During the day, most octopus hide in lairs or bury in the seabed.
They emerge at night to feed, preying mainly on shellfish and crustaceans. Most octopus live for only 12 – 18 months and breed only once during their life. Males die within a few months of mating. In some species, the female octopus can keep the sperm alive inside her for weeks until her eggs are mature. After they have been fertilized, the female lays about 200,000 eggs. She hangs these eggs in strings from the ceiling of her lair or individually attaches them to the substrate depending on the species. The female cares for the eggs, guarding them against predators, and gently blowing currents of water over them so that they get enough oxygen.

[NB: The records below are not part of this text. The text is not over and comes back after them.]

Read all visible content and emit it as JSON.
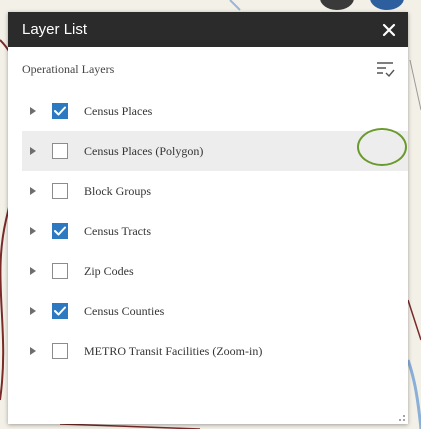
{
  "panel": {
    "title": "Layer List",
    "close_icon": "close-icon",
    "section_label": "Operational Layers",
    "options_icon": "layer-options-icon"
  },
  "layers": [
    {
      "label": "Census Places",
      "checked": true
    },
    {
      "label": "Census Places (Polygon)",
      "checked": false,
      "highlighted": true
    },
    {
      "label": "Block Groups",
      "checked": false
    },
    {
      "label": "Census Tracts",
      "checked": true
    },
    {
      "label": "Zip Codes",
      "checked": false
    },
    {
      "label": "Census Counties",
      "checked": true
    },
    {
      "label": "METRO Transit Facilities (Zoom-in)",
      "checked": false
    }
  ],
  "colors": {
    "header_bg": "#2b2b2b",
    "checkbox_checked": "#2d79c1",
    "row_highlight": "#ededed",
    "annotation_ring": "#6a9a2e"
  }
}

A typical octopus has a hard beak, with its mouth at the center point of the arms. Most have no internal or external skeleton, allowing them to squeeze through tight places. Octopuses are highly intelligent, probably the most intelligent of all invertebrates. For defense against predators, they hide, flee quickly, expel ink, or use color-changing camouflage.